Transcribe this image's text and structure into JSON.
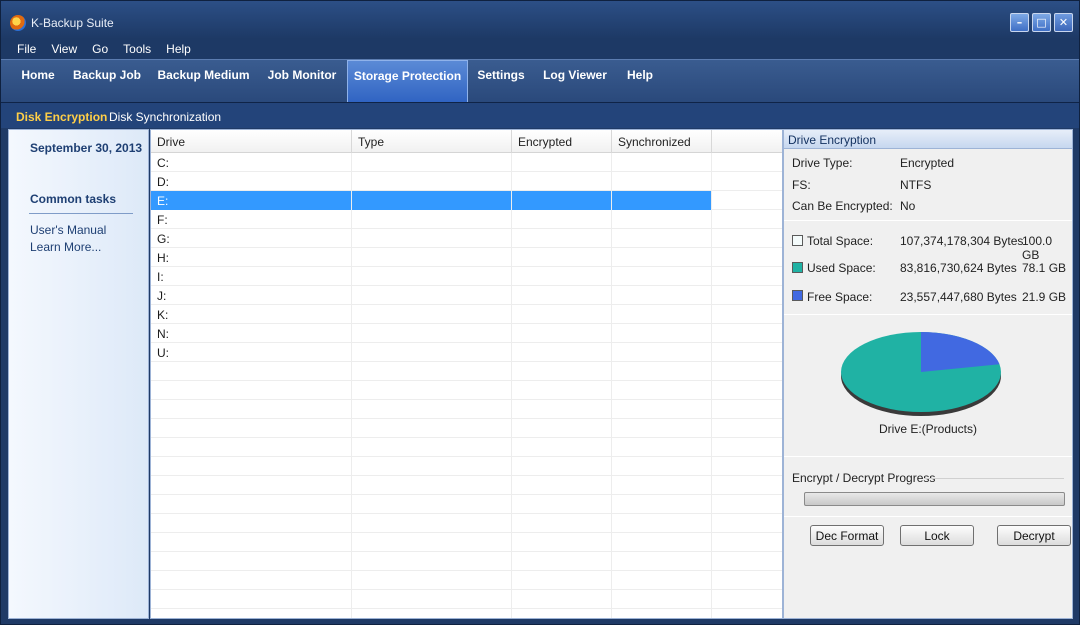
{
  "window": {
    "title": "K-Backup Suite",
    "controls": [
      "minimize-icon",
      "maximize-icon",
      "close-icon"
    ]
  },
  "menubar": {
    "items": [
      {
        "label": "File"
      },
      {
        "label": "View"
      },
      {
        "label": "Go"
      },
      {
        "label": "Tools"
      },
      {
        "label": "Help"
      }
    ]
  },
  "nav": {
    "tabs": [
      {
        "label": "Home"
      },
      {
        "label": "Backup Job"
      },
      {
        "label": "Backup Medium"
      },
      {
        "label": "Job Monitor"
      },
      {
        "label": "Storage Protection",
        "active": true
      },
      {
        "label": "Settings"
      },
      {
        "label": "Log Viewer"
      },
      {
        "label": "Help"
      }
    ]
  },
  "subnav": {
    "items": [
      {
        "label": "Disk Encryption",
        "active": true
      },
      {
        "label": "Disk Synchronization"
      }
    ]
  },
  "leftpane": {
    "date": "September 30, 2013",
    "common_tasks": "Common tasks",
    "links": [
      {
        "label": "User's Manual"
      },
      {
        "label": "Learn More..."
      }
    ]
  },
  "table": {
    "columns": [
      "Drive",
      "Type",
      "Encrypted",
      "Synchronized"
    ],
    "rows": [
      {
        "drive": "C:"
      },
      {
        "drive": "D:"
      },
      {
        "drive": "E:",
        "selected": true
      },
      {
        "drive": "F:"
      },
      {
        "drive": "G:"
      },
      {
        "drive": "H:"
      },
      {
        "drive": "I:"
      },
      {
        "drive": "J:"
      },
      {
        "drive": "K:"
      },
      {
        "drive": "N:"
      },
      {
        "drive": "U:"
      }
    ]
  },
  "drive_encryption": {
    "header": "Drive Encryption",
    "info": [
      {
        "label": "Drive Type:",
        "value": "Encrypted"
      },
      {
        "label": "FS:",
        "value": "NTFS"
      },
      {
        "label": "Can Be Encrypted:",
        "value": "No"
      }
    ],
    "space": [
      {
        "label": "Total Space:",
        "bytes": "107,374,178,304 Bytes",
        "gb": "100.0 GB",
        "color": "#f4fbfb"
      },
      {
        "label": "Used Space:",
        "bytes": "83,816,730,624 Bytes",
        "gb": "78.1 GB",
        "color": "#20b2a4"
      },
      {
        "label": "Free Space:",
        "bytes": "23,557,447,680 Bytes",
        "gb": "21.9 GB",
        "color": "#4169e1"
      }
    ],
    "pie": {
      "caption": "Drive E:(Products)",
      "used_fraction": 0.781,
      "free_fraction": 0.219,
      "used_color": "#20b2a4",
      "free_color": "#4169e1"
    },
    "progress": {
      "title": "Encrypt / Decrypt Progress",
      "value": 0
    },
    "buttons": [
      {
        "label": "Dec Format"
      },
      {
        "label": "Lock"
      },
      {
        "label": "Decrypt"
      }
    ]
  }
}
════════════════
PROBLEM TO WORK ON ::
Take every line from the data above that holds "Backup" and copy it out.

RESPONSE TO THE TASK ::
    "title": "K-Backup Suite",
        "label": "Backup Job"
        "label": "Backup Medium"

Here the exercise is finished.